Boomkat Product Review:
Flora Yin Wong returns with a stunning, highly evocative second album for Modern Love, manifesting her instrumental storytelling in a syncretic bind of supernatural themes. Where her debut album ‘Holy Palm’ catalogued exotic personal and spiritual travels captured over a 6 year period, ‘Cold Reading’ details the aftermath; the erosion of fantasy, a breakdown of belief systems, and an overwhelming sense of rootlessness. A surreal, tripped-out listen, it comes highly recommended if you're into Valerio Tricoli, Enya, Bryn Jones, soundtracks to Last Year at Marienbad and Inland Empire - all hyperrealist, concrète sound design and fritzed dream sequences.
Heavy with a sense of nightmarish dissociation and grief following an uncanny, dispiriting trip to East and Southeast Asia, Flora Yin Wong read about Giuseppe Tartini’s ‘Violin Sonata in G Minor’, aka the Devil’s Trill Sonata, a notoriously tricky c.18th composition which attempted to transcribe music heard in a dream. It’s this soporific motif that binds and underpins ’Cold Reading’, in which Flora chases the dragon of fleeting fantasy through sequences of etched melancholy, pinched with hypnagogic jerks that linger in the memory.
Through 10 parts, Flora crystallises a feeling of ennui that followed those travels, where she was taken to a Bazi reader (a form of Chinese astrology or metaphysics based on time and date of birth), whose augur left her feeling perplexed and alienated.
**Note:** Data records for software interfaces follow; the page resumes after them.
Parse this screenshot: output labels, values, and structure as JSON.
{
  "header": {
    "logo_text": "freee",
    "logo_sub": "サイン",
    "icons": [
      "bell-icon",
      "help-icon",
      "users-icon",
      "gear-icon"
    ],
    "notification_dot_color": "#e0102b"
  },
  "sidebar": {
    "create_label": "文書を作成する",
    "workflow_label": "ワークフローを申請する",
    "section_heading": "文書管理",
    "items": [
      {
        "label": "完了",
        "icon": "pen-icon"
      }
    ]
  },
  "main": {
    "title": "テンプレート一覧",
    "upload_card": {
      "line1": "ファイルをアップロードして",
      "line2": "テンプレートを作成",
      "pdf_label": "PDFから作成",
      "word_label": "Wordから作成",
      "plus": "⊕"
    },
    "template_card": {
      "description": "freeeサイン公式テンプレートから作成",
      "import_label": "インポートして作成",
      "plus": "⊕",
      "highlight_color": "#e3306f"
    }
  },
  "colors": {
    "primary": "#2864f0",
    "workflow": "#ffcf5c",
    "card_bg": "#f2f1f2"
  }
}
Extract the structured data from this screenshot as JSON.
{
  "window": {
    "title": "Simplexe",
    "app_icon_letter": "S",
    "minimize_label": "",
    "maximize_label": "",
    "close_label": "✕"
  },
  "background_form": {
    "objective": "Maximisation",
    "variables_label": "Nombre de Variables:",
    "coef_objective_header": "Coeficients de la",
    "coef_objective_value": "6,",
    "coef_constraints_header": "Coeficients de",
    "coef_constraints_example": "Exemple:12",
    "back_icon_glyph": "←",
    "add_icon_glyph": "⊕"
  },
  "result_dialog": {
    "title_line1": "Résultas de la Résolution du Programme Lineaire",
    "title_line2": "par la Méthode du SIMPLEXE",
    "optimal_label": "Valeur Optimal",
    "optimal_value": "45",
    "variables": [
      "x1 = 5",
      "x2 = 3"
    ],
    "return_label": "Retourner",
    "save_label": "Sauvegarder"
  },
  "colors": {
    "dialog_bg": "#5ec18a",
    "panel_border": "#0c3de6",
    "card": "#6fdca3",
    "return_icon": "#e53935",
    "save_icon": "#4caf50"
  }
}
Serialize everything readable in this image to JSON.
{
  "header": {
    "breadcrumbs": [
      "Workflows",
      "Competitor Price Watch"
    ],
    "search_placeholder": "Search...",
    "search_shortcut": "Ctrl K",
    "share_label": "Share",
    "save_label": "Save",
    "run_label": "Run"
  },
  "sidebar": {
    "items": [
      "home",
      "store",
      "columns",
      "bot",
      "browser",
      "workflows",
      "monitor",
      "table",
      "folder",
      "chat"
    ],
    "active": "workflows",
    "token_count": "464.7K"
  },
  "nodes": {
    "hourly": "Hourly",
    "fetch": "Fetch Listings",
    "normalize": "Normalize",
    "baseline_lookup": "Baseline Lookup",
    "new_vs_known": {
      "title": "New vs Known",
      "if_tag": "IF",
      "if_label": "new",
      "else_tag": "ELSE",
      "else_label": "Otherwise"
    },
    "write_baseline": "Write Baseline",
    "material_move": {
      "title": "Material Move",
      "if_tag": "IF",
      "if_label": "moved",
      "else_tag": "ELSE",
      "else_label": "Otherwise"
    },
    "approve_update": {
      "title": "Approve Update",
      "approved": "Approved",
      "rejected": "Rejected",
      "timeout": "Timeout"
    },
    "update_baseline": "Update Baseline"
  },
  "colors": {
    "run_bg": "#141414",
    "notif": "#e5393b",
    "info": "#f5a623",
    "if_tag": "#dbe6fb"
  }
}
She made a long overdue, ultimately unfulfilling, return with her father to his adoptive family in his hometown Kuala Lumpur, spent nights alone snowed in at a haunted house in Kyoto, and lodged with monks in a South Korean Temple. Images of these episodes flash through the album like a slow strobe, ghosted memories recalled with ever-decreasing fidelity.
From her use of the ‘Devil’s Trill’ Sonata in ‘All My Dreams are Nightmares’ through evocations of subtropical humidity in the Bryn Jones-esque, resonant hand-played percussion of ‘Konna’ and ‘Banjar’, to a breathtaking dreampop denouement ‘Nectar Dripping’ and the Enya-like lush of ‘Beautiful Crisis’, Flora blooms her ideas with an open-ended ambiguity so often missing from so called Ambient music, ushering the listener into a soundworld that disturbs and displaces, just as much as it calms.